In order to assess the impact of nitrogen deposition, the authors define a critical load as “the quantitative estimate of exposure to one or more pollutants below which significant harmful effects on specified sensitive elements of the environment do not occur according to present knowledge” and identify a range of critical values for every national park. These values depend mostly on the primary receptor of nitrogen in the park (forests, lichen, waterways, etc.) and, thus, the prevailing ecosystem present in the park. Unfortunately, due to the types of ecosystems present across the United States, the critical loads an ecosystem can handle of nitrogen deposition are much lower precisely in the locations with higher levels of deposition. Additionally, the critical loads follow a strong east to west gradient, with the lowest values in the east, just the opposite of the level of deposition. Alarmingly, the highest levels of deposition are occurring in some of the most vulnerable areas.
What does all of this mean for the average visitor to the national parks? In the short term, probably not much. The nitrogen build up takes time, and its impacts are generally felt over a longer time frame. However, in the long-term this could have significant landscape level impacts for the national parks including changes in the “function and structure of the community as a whole.”

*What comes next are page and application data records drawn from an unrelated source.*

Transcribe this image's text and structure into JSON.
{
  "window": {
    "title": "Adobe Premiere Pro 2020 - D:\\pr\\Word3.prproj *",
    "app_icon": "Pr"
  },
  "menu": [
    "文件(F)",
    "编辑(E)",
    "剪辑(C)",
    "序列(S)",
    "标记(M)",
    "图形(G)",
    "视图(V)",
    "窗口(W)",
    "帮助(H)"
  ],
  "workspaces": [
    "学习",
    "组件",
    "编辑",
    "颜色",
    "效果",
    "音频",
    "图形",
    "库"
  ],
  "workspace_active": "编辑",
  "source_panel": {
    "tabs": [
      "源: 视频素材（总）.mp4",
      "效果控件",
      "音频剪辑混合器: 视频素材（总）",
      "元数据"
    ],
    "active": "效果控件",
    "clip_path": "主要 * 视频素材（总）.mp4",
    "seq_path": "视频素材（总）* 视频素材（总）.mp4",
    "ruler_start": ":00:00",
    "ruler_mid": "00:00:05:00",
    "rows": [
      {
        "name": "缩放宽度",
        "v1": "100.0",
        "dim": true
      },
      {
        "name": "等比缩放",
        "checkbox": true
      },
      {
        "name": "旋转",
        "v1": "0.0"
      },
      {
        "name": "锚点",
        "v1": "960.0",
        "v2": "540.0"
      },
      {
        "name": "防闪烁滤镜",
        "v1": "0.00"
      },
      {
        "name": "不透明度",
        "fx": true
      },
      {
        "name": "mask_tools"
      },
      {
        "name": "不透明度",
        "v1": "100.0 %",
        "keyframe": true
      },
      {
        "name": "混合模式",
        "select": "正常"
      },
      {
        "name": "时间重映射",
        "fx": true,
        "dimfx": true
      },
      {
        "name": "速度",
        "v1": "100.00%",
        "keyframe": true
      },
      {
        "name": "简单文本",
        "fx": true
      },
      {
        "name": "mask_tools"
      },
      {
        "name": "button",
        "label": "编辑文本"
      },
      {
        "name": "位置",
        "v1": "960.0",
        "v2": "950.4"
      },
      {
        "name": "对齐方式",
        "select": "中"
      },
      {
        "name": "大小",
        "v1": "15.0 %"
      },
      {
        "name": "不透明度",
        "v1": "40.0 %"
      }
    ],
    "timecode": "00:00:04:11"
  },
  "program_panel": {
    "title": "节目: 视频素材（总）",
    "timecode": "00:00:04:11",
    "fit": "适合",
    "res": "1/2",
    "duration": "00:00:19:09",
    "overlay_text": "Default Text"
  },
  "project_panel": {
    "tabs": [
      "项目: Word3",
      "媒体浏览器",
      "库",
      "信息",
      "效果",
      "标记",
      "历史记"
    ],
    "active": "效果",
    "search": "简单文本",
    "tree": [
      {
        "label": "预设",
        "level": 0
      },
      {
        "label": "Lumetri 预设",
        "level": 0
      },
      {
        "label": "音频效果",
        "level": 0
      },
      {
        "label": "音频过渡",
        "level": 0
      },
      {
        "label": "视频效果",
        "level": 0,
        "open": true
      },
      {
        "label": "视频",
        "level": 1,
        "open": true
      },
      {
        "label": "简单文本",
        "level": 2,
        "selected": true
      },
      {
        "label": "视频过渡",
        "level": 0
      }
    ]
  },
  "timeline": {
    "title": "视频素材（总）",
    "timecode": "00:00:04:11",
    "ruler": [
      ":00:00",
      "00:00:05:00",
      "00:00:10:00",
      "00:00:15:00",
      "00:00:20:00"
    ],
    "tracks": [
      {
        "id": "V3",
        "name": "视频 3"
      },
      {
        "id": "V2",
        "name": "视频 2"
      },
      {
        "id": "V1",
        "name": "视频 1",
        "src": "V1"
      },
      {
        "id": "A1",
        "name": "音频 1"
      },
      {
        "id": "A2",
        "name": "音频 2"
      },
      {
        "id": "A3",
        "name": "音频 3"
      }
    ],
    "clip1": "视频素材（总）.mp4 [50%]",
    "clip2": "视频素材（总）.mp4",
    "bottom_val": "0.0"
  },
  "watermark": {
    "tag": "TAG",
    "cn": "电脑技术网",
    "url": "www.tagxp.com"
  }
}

The importance of this paper is not limited to describing the impacts of increased nitrogen deposition on the 58 national parks. It also serves as an excellent empirical example of how human activity is upsetting natural, planetary processes — in this case the nitrogen cycle — described in this landmark 2009 paper in Nature. Even then the nitrogen cycle was identified as one of three — along with climate change and biodiversity loss — of ten critical planetary boundaries that had already been exceeded. With this recent evidence from national parks it is obvious that disruptions to the natural nitrogen cycle are getting worse rather than better. While the impacts of disruption in the nitrogen cycle on a global scale are not well understood, the impacts on a local level suggest that it could lead to major changes in the distribution plant life around the world.
Fortunately, there is still a chance for things to turn around for the national parks; they, and much of the east coast of the United States, have been here before. For decades sulfur dioxide emissions from coal fired power plants in the Midwest fell as acid rain on national parks on the east coast, leading to concerns about the continued survival of places like Shenandoah and Great Smoky Mountains National Parks. Like the problems with nitrogen described here, acid rain was generated by pollutants released hundreds or thousands of miles from the park that threatened large scale, land-scape level changes due to tree die-offs in the eastern parks. However, while the problem still exists, amendments to the Clean Air Act in the 1990s have led to reductions in the incidence of acid rain along the east coast.
Solutions to these large scale, dispersed pollution problems do exist but they call for the collective action of multiple government agencies and private entities. The EPA has taken some steps to regulate nitrogen emissions and is considering more stringent regulation based on the effect that deposition can have on ecosystems. This new evidence makes a strong case that the continue preservation of our national parks depends on the passage of these new regulations. And as the experience with sulfur dioxide demonstrates, this is a solvable problem.
Imade Credit: By Soil-Science.info on Flickr (USDA Natural Resources Conservation Service) (Flickr) [CC-BY-2.0 (http://creativecommons.org/licenses/by/2.0)], via Wikimedia Commons